(Stored data entries)
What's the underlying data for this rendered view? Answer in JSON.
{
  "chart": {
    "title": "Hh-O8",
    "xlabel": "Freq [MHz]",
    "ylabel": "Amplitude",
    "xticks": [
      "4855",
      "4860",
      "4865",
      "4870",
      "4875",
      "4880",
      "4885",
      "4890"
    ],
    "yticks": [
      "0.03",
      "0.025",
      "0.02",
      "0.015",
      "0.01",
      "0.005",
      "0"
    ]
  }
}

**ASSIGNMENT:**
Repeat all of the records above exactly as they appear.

**EXPECTED ANSWER:**
What's the underlying data for this rendered view? Answer in JSON.
{
  "chart": {
    "title": "Hh-O8",
    "xlabel": "Freq [MHz]",
    "ylabel": "Amplitude",
    "xticks": [
      "4855",
      "4860",
      "4865",
      "4870",
      "4875",
      "4880",
      "4885",
      "4890"
    ],
    "yticks": [
      "0.03",
      "0.025",
      "0.02",
      "0.015",
      "0.01",
      "0.005",
      "0"
    ]
  }
}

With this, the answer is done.